A good first step would be to stop adding yet more Red Tape. A sensible next step would be to learn how to make the Red Tap redundant before removing it. However, if we knew how to do that already we would not have let the Red Tapeworms infest our healthcare system in the first place!  This uncomfortable conclusion raises some questions …

What insight, knowledge and skill are we missing?
Where do we need to look to find the skills we lack?
Who knows how to safely eliminate the Red Tapeworms?
Can they teach the rest of us?
How long will it take us to learn and apply the knowledge?
Why might we justify continuing as we are?
Why might we want to maintain the status quo?
Why might we ignore the symptoms and not seek advice?
What are we scared of? Having to accept some humility?

That doesn’t sound like a large price to pay for improvement!

Anyone Heard of Henry Gantt?

Most managers have heard of Gantt charts and associate them with project management where they are widely used to help coordinate the separate threads of work so that the project finishes on time.

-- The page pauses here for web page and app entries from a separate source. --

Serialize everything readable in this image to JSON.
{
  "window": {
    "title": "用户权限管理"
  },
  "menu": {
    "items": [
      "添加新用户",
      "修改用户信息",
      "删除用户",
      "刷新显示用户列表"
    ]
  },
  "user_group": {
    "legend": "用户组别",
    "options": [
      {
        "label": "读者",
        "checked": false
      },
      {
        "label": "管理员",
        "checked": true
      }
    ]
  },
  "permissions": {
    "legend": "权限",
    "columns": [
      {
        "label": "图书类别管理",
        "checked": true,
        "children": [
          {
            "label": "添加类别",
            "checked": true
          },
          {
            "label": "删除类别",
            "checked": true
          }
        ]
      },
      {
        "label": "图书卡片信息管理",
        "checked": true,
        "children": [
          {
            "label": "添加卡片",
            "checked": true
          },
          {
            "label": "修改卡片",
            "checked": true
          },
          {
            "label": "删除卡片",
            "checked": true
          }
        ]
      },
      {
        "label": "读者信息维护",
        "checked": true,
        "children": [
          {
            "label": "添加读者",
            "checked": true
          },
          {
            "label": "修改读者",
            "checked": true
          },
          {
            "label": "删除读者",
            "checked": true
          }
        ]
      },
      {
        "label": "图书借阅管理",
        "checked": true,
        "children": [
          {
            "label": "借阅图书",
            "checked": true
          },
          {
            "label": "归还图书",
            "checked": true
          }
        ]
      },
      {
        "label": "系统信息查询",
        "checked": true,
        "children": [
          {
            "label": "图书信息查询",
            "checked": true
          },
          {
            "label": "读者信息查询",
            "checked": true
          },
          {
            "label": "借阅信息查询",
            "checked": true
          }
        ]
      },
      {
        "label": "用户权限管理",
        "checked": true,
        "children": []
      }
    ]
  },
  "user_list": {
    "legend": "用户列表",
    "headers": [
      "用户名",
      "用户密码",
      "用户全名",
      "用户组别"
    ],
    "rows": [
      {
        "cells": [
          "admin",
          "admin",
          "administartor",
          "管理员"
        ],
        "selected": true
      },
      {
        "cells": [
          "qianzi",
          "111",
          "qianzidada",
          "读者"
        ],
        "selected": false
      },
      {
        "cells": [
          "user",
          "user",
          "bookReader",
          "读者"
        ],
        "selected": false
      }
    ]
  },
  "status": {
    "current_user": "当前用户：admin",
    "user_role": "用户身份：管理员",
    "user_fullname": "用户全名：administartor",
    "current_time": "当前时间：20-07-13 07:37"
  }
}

How many know about the man who invented them and why?

Henry Laurence Gantt (1861-1919) was an engineer and he invented the chart for a very different purpose – so that the workers and the managers could see at a glance the progress of the work and to see what was impairing the flow.  Decades before the invention of the computer, Henry Gantt created a simple and incredibly powerful visual tool for enabling workers and managers to improve processes together.

I know how simple and powerful the original Gantt chart is because I use it all the time for capturing the behaviour of a process in a visual form that stimulates constructive conversations which result in win-win-win improvements.  All you need is some squared paper, a pencil, a clock, a Mark I Eyeball or two, and a bit of practice.